Divorce affects family members in various ways, both positive and negative. While many children can foster healthy relationships after their parents’ divorce, some may experience challenges maintaining future relationships.
A scholarly article by University of Pennsylvania’s Sophia Chae; Divorce, Remarriage, and Children’s Outcomes in Rural Malawi; found that overall, children from divorced marriages have poorer outcomes than those who have suffered a parental death.
The research further notes that this continues into adulthood as children of divorced parents continue to have poorer outcomes, as measured by education, occupational status, happiness and adjustment.
In her research paper, Chae identifies that divorce generally has a deleterious effect on children’s outcome and that the consequences are long-lasting, extending into adulthood.
Quoting Proverbs 22 verse 6 which says train a child in the way he should go and when he is old, he will not turn from it, Mount Pleasant CCAP moderator, The Reverend Baxton Maulidi points out that children usually learn things from their parents as they grow, which is why divorce is not good in children’s upbringing.
“The Bible stresses that the child should be trained at a tender age how they should conduct themselves. Where parents are divorced, a child grows up knowing that the parents are separated; and if, for example, the father does not re-marry, the life he lives will not be exemplary to the child.
“He might go out drinking, bringing home different women. The same way, the mother might bring various men to the house. This will have a psychological effect on the child as he will start thinking that such is the way of life,” he observes, adding that such a child will not exactly mind living single when he or she grows up.
He advises that when a child is young, it is important to train them in the way they are expected to live when they grow up. Most important, the man of the collar suggests that parents should practice the kind of life they would like the children to live when they grow up.
He says this is so because a lot of times, children observe what is going on in the home and that is what they live with. If there is no love in the home, they also grow up loveless.
Concurring with Maulidi, s o c i o l o g i s t C h a r l e s Chilimampunga says children need guidance from both parents and that in the absence of either parents, it would help to have a male or female figure that stands in, depending on whether the absent parent is a mother or a father.
“Children learn from their parents, and if one of them is absent, it is difficult for them to. Unless an uncle is available as a father figure for a boy child, or an aunt for a girl child, they will not learn,” he says.
He observes that it is important for people to remain married for the sake of the children, but where they cannot stay together as a couple, the children still need to be supported, they need attention.
“There is need to support such children. So even in villages it is important that they have surrogate fathers or mothers to learn from,” he says adding that parental divorce can even affects children’s performance in school.
On the other hand, Blantyre-based Andrew Kavala believes the effects depend on how old the children are, when the parents divorce.
“Children will be disturbed if the parents divorce when they grow older; and if not handled well, they grow up bitter with life. However, if it happens earlier in their lives, like when they are two years or younger, they grow up thinking it is normal to have one parent,” he says.

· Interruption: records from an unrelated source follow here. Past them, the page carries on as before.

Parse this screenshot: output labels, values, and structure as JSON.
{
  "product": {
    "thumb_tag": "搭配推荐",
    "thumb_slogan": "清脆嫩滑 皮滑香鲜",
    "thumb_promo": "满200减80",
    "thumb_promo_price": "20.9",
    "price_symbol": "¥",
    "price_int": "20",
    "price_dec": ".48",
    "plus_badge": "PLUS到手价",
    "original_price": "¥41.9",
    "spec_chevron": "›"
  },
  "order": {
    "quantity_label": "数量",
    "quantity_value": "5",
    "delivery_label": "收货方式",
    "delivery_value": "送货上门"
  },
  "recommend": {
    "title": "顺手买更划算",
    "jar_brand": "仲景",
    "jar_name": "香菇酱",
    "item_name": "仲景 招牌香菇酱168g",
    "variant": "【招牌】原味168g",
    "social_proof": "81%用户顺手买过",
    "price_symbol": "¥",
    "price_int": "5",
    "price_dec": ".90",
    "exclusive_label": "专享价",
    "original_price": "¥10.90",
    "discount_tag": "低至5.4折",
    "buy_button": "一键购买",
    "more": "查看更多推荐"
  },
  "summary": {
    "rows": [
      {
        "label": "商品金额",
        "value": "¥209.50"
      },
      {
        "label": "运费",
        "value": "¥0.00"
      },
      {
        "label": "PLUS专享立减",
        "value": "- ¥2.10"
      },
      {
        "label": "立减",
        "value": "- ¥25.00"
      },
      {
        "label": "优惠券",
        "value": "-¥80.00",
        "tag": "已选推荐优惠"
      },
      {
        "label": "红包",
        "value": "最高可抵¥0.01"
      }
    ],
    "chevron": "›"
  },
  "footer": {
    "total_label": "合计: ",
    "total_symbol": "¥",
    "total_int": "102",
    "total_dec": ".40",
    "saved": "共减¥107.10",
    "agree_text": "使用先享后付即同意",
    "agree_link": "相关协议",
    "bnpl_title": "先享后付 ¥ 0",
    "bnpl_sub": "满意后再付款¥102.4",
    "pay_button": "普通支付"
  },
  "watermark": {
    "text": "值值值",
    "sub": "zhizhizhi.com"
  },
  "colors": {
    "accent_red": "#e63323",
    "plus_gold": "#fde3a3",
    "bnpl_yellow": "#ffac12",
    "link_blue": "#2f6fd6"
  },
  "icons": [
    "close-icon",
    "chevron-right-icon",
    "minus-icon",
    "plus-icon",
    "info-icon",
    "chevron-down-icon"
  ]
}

He further adds that the first five years shape the life of any child.
“If a child sees his mother and father fighting, it has a lasting influence on the child’s growth and upbringing,” says Kavala. n